Building Safety Act already changing the legal landscape



2024 will see significant change to the legal liabilities of building services contractors because of new powers introduced under the Building Safety Act, according to the Building Engineering Services Association (BESA).

The dramatic extension of the claims period for defects from six to 30 years is the standout potential legal issue for contractors as it substantially redraws the 1972 Defective Premises Act.

The implications for supply chains are profound, according to BESA, with the 30-year limitation applying to projects completed before the Act came into force in June 2022. The limitation period for projects completed after that date is 15 years.

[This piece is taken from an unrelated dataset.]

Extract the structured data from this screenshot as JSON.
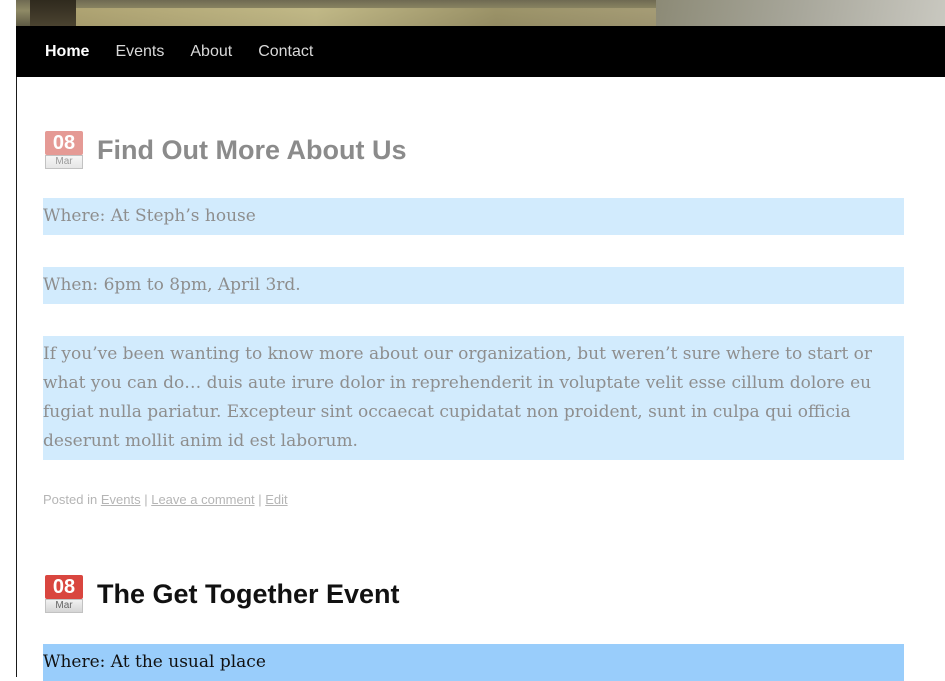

Anyone involved in the design, construction and management of a residential building should keep this on their radar, the Association believes, although the practical and insurance issues are considerable.

“In theory at least, companies could be asked for project records dating back three decades,” said BESA’s director of specialist knowledge Rachel Davidson. “Before the Act, documents would most likely have been retained for up to 12 years in line with industry legal best practice and then destroyed.

“Digital record keeping was not the powerful tool it is today so many firms may find it hard to dig out the necessary information if instructed to by a court. Also, there will have been wholesale staff changes over that time so it will often be impossible to rely on the recollections of key individuals,” she added.

Davidson also pointed out that many of the parties involved may no longer be trading and others could lack adequate insurance cover.

The Act has also introduced a new wide-reaching instrument called the Building Liability Order (BLO), which allows so-called ‘associate’ companies to be prosecuted alongside the main defendant in a construction dispute.

This is primarily aimed at large firms and Tier One contractors who may have used ‘special purpose vehicles’ (SPVs) to carry out projects and these may not have their own funds to pay out any compensation. The BLO allows lawyers to “pierce the corporate veil” to establish who is ultimately responsible for a failed project and ensure they meet any liabilities.

Product quality will also come under renewed scrutiny this year because of changes introduced by the Act with manufacturers particularly targeted if they make unsubstantiated claims for their equipment. The Act makes it easier for end clients, developers etc. to launch claims directly against product suppliers and for contractors to seek redress from manufacturers or deflect some blame as part of their own defence.

“Contractors will have to get used to facing more forensic legal scrutiny, particularly in terms of long-term liabilities,” said BESA’s director of legal and commercial affairs Debbie Petford.

“However, BESA members have access to an expert legal team who are carefully tracking the Act and its implications and will be able to advise on ways to prepare and protect yourself, and deal with any claims.”